- [WHAT YOU WILL DO]: Every line containing the string "subtitle" is to be copied from the records.

[Data records for software interfaces]
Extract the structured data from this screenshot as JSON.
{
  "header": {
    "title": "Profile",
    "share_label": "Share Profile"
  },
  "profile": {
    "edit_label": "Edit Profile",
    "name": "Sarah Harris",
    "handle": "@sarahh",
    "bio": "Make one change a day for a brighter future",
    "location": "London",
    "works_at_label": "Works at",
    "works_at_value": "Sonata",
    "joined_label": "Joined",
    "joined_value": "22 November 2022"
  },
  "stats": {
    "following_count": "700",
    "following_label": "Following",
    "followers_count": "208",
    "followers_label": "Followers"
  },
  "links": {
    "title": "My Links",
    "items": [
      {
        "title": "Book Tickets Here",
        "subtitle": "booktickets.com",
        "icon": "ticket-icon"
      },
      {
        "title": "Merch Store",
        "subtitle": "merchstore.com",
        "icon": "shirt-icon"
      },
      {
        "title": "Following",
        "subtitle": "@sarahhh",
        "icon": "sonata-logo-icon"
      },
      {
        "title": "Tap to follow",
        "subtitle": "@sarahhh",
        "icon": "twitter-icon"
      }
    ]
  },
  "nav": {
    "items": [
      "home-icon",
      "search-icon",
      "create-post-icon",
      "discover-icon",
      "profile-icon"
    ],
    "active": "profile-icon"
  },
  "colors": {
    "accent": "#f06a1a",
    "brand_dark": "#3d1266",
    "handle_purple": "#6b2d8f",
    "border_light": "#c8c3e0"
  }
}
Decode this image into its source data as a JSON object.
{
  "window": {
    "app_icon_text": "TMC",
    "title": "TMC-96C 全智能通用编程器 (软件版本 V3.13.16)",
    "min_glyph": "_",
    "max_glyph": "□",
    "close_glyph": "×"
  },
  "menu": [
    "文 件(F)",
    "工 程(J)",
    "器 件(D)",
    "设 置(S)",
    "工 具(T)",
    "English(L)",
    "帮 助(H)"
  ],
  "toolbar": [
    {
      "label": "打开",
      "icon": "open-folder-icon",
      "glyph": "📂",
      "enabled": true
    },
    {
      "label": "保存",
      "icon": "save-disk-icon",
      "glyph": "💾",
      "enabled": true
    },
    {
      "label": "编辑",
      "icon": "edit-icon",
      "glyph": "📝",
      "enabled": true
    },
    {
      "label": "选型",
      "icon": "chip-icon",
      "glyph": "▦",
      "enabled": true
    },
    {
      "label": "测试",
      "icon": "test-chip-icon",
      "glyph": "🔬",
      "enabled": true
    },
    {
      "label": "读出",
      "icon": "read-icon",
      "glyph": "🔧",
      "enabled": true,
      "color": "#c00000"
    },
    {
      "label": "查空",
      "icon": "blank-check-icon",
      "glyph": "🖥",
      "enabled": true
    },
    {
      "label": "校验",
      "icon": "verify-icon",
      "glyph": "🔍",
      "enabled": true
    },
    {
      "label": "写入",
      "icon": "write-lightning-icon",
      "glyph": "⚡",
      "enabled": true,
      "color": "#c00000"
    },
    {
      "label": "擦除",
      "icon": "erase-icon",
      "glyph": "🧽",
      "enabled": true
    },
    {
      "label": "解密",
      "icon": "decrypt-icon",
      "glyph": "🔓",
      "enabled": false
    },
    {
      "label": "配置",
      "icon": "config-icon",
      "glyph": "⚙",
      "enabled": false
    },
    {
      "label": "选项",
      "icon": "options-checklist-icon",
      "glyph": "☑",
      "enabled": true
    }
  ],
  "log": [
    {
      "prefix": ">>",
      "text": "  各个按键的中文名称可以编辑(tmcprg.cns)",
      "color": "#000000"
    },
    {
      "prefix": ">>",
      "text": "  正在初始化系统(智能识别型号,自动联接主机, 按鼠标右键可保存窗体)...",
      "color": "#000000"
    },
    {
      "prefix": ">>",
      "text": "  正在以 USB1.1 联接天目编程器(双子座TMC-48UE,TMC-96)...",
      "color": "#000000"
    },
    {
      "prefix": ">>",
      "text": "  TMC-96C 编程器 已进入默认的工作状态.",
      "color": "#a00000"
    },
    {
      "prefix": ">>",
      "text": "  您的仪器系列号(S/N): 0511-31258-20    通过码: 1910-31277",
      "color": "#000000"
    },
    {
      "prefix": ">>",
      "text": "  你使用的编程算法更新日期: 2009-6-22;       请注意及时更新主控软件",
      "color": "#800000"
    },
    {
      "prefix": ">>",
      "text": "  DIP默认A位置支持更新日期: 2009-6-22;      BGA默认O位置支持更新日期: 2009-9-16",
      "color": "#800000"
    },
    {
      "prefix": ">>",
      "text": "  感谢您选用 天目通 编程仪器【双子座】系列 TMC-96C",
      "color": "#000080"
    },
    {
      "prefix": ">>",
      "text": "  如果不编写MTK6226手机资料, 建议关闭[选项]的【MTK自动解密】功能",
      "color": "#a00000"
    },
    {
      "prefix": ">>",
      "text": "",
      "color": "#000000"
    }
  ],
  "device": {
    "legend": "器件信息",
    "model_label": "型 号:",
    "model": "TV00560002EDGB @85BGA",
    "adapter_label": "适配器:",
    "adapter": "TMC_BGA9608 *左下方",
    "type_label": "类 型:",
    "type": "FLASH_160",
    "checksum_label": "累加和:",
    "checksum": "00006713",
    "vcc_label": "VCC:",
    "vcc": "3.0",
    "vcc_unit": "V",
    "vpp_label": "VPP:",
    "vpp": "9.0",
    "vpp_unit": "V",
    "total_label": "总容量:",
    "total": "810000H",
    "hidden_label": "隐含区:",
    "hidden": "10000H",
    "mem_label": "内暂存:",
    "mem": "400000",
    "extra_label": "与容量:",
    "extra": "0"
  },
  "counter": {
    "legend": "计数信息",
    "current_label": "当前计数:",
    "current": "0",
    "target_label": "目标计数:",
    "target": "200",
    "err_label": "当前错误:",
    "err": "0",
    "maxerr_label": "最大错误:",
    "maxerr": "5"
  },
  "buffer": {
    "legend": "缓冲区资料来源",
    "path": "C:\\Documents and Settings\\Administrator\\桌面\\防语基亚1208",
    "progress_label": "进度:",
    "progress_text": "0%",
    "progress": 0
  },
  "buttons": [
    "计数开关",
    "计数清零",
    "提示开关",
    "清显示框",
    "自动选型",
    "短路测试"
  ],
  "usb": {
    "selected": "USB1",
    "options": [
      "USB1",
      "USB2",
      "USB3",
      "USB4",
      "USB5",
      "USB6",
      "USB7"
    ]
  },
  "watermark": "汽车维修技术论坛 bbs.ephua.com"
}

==

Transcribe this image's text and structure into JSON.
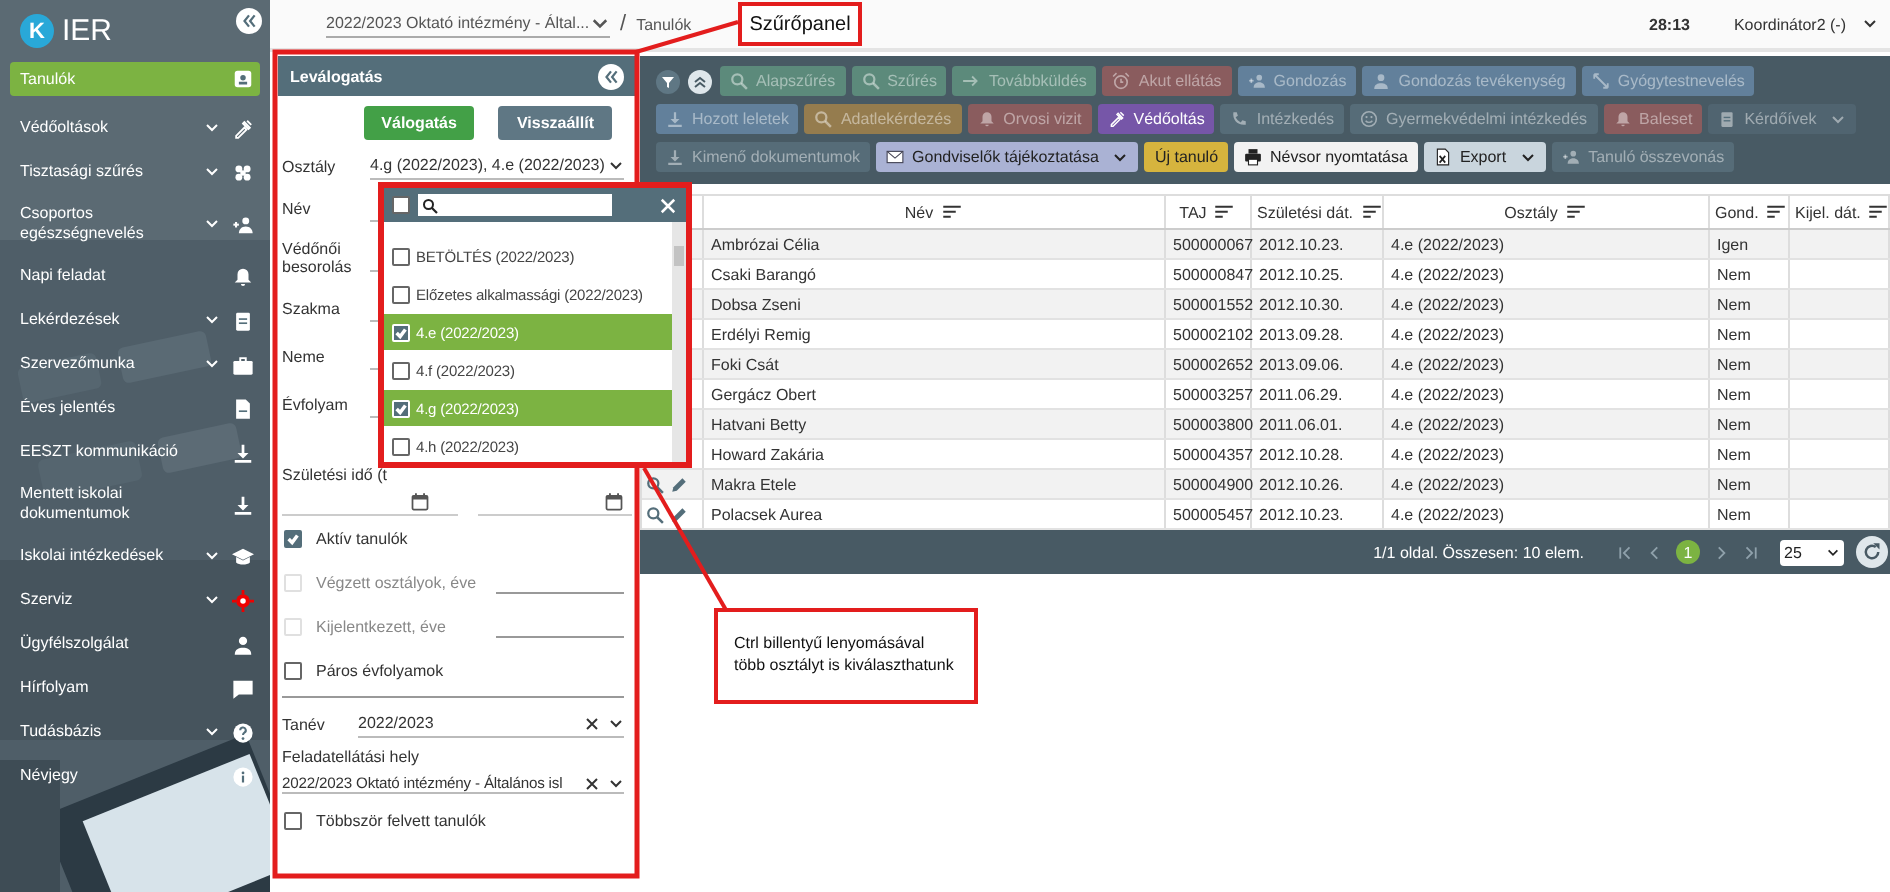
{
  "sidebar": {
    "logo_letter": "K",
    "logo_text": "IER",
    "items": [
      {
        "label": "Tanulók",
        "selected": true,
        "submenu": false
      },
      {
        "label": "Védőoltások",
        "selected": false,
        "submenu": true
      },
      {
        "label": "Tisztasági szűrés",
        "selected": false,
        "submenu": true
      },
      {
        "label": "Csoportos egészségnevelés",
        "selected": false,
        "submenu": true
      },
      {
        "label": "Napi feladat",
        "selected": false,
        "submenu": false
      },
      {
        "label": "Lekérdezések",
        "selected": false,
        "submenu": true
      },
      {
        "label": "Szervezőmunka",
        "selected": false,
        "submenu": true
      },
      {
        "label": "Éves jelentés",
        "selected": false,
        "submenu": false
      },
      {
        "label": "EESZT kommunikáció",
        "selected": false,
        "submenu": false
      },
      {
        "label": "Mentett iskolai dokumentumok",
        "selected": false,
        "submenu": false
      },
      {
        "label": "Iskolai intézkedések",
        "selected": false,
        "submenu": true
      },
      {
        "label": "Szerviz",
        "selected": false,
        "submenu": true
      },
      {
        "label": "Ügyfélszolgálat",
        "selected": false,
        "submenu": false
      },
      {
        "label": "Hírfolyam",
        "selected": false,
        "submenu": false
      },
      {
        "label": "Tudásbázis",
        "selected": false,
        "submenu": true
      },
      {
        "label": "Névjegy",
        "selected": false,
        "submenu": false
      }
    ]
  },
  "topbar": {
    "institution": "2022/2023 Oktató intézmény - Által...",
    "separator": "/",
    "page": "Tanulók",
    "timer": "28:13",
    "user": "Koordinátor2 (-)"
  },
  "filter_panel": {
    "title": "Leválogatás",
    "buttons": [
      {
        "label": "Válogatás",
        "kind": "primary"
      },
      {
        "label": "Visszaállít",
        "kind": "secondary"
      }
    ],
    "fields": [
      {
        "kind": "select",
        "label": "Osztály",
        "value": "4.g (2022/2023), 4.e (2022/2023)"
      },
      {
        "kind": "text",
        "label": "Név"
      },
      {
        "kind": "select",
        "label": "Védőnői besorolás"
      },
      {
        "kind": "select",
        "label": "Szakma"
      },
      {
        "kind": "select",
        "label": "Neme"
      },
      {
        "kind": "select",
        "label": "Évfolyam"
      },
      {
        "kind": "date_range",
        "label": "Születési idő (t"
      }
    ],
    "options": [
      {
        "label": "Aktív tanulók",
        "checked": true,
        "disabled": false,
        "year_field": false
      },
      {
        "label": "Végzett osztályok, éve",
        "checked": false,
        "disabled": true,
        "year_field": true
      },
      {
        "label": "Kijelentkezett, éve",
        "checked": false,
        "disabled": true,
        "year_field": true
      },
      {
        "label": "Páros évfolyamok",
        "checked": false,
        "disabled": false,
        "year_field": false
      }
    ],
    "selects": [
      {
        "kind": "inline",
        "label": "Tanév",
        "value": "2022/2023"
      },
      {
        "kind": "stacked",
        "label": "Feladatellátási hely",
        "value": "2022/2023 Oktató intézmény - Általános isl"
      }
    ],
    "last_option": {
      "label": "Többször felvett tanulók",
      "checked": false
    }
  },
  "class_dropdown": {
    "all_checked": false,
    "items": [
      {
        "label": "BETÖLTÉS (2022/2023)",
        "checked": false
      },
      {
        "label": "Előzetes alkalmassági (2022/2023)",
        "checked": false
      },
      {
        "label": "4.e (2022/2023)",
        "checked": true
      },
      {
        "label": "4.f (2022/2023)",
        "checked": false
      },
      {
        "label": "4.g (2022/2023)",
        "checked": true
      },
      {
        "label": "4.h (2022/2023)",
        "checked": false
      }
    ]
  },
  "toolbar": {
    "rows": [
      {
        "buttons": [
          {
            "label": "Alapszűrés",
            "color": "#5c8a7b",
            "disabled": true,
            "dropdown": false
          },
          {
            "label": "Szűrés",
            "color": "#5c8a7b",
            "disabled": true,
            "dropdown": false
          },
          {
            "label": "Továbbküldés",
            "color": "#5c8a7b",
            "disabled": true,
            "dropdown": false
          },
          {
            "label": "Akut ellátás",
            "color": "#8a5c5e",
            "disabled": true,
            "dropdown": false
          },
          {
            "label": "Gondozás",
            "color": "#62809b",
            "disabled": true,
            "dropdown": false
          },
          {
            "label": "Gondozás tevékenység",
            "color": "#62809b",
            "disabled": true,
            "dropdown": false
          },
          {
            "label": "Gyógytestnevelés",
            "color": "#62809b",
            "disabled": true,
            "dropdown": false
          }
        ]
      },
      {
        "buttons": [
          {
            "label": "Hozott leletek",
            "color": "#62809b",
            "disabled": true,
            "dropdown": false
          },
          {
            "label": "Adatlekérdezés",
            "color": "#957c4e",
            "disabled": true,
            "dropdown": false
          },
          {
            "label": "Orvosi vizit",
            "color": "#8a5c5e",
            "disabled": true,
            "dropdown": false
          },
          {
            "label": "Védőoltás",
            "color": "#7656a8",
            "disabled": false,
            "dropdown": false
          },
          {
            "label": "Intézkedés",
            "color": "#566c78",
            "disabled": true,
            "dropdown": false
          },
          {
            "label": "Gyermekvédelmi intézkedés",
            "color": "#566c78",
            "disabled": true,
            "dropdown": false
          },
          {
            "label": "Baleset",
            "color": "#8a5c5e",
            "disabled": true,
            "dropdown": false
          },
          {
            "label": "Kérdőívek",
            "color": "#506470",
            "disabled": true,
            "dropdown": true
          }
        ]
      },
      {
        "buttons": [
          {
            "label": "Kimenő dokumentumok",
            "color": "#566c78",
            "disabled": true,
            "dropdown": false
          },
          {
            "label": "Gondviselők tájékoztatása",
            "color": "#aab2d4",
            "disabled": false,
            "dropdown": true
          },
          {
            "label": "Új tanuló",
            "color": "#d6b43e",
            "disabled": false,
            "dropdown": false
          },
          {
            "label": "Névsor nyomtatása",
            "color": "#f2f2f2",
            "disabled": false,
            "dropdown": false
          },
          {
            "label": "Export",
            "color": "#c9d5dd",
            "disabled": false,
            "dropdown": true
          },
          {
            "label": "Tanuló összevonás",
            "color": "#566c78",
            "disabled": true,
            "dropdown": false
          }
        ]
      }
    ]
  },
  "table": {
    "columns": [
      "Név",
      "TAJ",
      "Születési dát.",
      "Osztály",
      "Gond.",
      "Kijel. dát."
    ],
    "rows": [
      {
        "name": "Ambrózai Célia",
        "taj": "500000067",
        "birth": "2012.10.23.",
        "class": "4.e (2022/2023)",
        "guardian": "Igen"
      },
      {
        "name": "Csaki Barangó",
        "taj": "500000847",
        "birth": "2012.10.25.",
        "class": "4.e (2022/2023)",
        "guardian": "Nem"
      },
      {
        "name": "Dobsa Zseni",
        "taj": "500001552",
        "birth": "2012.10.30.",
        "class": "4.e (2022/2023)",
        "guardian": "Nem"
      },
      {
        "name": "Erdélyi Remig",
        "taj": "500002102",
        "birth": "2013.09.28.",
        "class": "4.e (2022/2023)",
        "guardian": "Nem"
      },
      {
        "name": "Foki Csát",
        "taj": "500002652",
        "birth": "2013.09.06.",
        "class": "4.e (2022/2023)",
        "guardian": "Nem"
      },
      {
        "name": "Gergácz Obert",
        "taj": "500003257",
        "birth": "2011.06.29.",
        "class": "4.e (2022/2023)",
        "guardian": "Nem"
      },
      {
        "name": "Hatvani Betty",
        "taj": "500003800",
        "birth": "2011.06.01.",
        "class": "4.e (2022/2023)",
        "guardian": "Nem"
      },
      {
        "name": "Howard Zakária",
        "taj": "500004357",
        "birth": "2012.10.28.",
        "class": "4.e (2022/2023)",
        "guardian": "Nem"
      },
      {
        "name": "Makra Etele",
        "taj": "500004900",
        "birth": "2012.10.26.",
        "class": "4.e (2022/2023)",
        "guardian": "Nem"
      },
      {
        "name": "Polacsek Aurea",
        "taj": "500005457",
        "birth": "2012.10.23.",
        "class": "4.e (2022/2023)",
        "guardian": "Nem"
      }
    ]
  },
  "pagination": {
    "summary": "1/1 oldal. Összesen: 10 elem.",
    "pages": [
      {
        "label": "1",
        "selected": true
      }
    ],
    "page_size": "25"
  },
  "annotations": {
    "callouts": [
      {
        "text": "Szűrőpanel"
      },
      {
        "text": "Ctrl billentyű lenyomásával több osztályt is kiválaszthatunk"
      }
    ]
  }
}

- [TASK ANSWER]:
        "subtitle": "booktickets.com",
        "subtitle": "merchstore.com",
        "subtitle": "@sarahhh",
        "subtitle": "@sarahhh",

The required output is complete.